Data and drones in Uganda

Data and drones in Uganda: CTA's new agribusiness project

Analysis

Data and drones in Uganda

© © International Civil Aviation Organization (ICAO)

Digitalisation

An exciting new pilot project has been launched by CTA with Ugandan partners, the National Union of Coffee Agribusinesses and Farm Enterprises (NUCAFE) and IGARA Tea, for setting up and populating GIS and databases within their management information systems to improve membership transparency and accountability and product traceability.

Founded in 1995, NUCAFE is an umbrella organisation for 198 coffee associations with over 350,000 coffee farming families. IGARA Tea is based in south-western Uganda and has around 7,000 farmer members. For both organisations, as elsewhere in Uganda and Africa, keeping track of farmer members can be a challenge; such organisations work on the basis that inputs are supplied to farmers on credit which is redeemed when the product is sold back to them. However, it is common for farmers to sell rather than use their inputs, or to sell their product elsewhere. Whilst farmers can be de-registered, other family members may sign up and the challenge remains.

To help address these issues and improve the organisations' management information systems, CTA is supporting the use of GIS for geo-referencing farms and the use of questionnaires to profile around 3,200 NUCAFE and IGARA Tea farms. Databases will then be developed with a spatial dimension so that the organisations can not only monitor members but also generate maps.
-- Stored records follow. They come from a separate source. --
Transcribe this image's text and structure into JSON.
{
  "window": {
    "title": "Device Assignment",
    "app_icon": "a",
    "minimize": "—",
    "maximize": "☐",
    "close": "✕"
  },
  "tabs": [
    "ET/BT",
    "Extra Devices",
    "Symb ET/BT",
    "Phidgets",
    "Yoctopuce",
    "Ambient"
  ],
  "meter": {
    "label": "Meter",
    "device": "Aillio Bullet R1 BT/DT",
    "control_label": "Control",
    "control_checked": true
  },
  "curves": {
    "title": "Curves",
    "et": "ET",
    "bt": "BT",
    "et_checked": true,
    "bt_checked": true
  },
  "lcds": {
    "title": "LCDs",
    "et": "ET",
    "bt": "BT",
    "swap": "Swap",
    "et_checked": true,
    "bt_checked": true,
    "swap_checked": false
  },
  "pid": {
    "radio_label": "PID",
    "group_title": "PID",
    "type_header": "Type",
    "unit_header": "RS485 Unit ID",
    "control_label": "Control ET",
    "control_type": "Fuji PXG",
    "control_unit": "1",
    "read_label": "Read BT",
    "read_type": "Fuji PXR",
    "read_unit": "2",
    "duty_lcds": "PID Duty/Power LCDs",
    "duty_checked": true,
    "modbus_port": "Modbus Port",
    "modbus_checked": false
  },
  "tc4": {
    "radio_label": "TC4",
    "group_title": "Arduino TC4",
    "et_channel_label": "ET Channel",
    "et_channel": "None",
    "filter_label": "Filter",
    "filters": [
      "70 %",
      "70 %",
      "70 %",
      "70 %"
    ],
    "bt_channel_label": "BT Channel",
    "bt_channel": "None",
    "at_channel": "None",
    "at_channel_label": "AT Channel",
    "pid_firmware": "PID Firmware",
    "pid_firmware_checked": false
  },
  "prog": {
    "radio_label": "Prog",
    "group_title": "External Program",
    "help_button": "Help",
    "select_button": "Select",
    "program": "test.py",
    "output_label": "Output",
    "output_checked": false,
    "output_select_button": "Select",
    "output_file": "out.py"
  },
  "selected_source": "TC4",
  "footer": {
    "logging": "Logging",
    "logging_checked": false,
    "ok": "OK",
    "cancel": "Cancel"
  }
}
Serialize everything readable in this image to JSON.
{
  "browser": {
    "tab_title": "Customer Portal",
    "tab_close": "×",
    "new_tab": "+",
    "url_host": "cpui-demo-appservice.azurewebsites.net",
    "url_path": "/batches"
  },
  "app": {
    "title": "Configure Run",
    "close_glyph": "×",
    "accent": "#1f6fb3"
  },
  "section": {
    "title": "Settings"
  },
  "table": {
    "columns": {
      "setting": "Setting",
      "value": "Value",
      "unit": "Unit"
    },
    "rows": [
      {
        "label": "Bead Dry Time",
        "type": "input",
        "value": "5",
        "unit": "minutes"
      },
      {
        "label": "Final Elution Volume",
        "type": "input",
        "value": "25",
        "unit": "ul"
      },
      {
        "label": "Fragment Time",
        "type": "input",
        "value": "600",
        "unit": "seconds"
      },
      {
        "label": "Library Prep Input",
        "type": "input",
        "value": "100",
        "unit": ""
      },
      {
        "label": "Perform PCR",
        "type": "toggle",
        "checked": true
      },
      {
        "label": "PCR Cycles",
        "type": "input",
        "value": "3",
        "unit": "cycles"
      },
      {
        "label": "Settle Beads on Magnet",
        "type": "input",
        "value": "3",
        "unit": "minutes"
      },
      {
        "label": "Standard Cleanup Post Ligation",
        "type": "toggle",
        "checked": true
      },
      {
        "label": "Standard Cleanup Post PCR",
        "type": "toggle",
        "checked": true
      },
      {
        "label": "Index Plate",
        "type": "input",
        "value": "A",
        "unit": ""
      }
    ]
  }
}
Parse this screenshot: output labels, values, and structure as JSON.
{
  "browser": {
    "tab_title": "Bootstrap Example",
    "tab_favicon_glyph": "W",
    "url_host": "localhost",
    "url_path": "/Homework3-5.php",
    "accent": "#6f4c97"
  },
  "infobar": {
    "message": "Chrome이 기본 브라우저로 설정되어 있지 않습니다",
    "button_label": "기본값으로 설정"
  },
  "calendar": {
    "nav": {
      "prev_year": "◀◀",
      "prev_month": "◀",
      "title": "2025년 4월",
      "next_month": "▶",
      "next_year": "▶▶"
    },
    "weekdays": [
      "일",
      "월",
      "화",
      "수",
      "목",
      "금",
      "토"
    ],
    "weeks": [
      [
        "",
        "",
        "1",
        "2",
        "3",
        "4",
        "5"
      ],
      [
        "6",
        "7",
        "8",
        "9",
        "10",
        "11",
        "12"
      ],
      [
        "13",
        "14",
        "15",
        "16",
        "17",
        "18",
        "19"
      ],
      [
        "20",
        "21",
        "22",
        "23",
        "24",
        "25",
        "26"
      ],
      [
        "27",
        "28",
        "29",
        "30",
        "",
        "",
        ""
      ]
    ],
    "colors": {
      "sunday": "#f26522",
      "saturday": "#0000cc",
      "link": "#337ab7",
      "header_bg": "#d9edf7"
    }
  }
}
The pilot project, which will run until end of December 2017, will also include the experimental use of drones by NUCAFE which has expressed an interest in obtaining a geo-referenced inventory of coffee plantations and a census of coffee plants per farm in order to be in the position to generate a comprehensive and detailed farm profile which in turn could be used by individual farmers to apply for loans, more successfully.

CTA's technical partner in the project is ESIPPS (Environmental Surveys, Information, Planning and Policy Systems), a private Ugandan company, which received training from CTA in March 2017. ESIPPS will be responsible for delivering training in GIS, database management and in developing the questionnaires to obtain the farm profiles.

Data and drones in Uganda

Data and drones in Uganda

© © International Civil Aviation Organization (ICAO)

Location:

Drones could become one of the main drivers of agricultural growth in Senegal

Malick Diagne is the head of GeoRisk Afric, a company founded in March 2016. He attended training sessions on drone usage for precision agriculture organised by CTA and the French company, Parrot, as part of the “Eyes in the Sky” project. In this blog, using his 12 years’ experience in environmental and natural resource management, the Senegalese head of the company explains the fascinating and critical innovation opportunities that drones provide for the gathering of geospatial data.

Read More

Drones: supporting precision agriculture in Africa

The Cameroonian company Agribizz, a member of the UAV4Ag community, was selected to represent Cameroon in the project ‘Transforming Africa’s Agriculture: Eyes in the Sky, Smart Techs on the Ground’ commonly called ‘Eyes in the Sky’. Its Chief Executive Officer, Jasmin Choake, shares what the team learned from participating, as well as his opinion on the role that drones will play in the transformation of African agriculture.

Read More

Using drones to boost agriculture in Burkina Faso

The ambitious objective of the “Eyes in the Sky, Smart Techs on the Ground” project, initiated by the Centre for Agricultural and Rural Cooperation (CTA), is to transform agriculture in African countries through the promotion of drone usage. I took part in the project as Director General of Cargitech Sarl, alongside several other African entrepreneurs.

Read More

Exploring the transformative power of drones in Rwanda

On a windy day high up in the hilly country in Rwanda’s Northern Province, Paul Tuyisingize observes the rapid flight of a drone above his wheat fields with an expression of wonder and delight. “I’m very happy with this project,” he says as the drone’s multi-spectral sensor gathers information about the condition of his crop. “I think it will help me to increase my yields.”

Read More

Be sure you don't miss our latest updates.